▶ THE TASK: The full listing should be duplicated word for word.

========

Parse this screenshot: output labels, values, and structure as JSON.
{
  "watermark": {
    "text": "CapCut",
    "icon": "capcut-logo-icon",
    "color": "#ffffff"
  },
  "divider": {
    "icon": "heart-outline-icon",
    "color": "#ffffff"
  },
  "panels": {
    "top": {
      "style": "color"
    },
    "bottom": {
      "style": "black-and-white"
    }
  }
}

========

▶ EXERCISE RESPONSE:
Parse this screenshot: output labels, values, and structure as JSON.
{
  "watermark": {
    "text": "CapCut",
    "icon": "capcut-logo-icon",
    "color": "#ffffff"
  },
  "divider": {
    "icon": "heart-outline-icon",
    "color": "#ffffff"
  },
  "panels": {
    "top": {
      "style": "color"
    },
    "bottom": {
      "style": "black-and-white"
    }
  }
}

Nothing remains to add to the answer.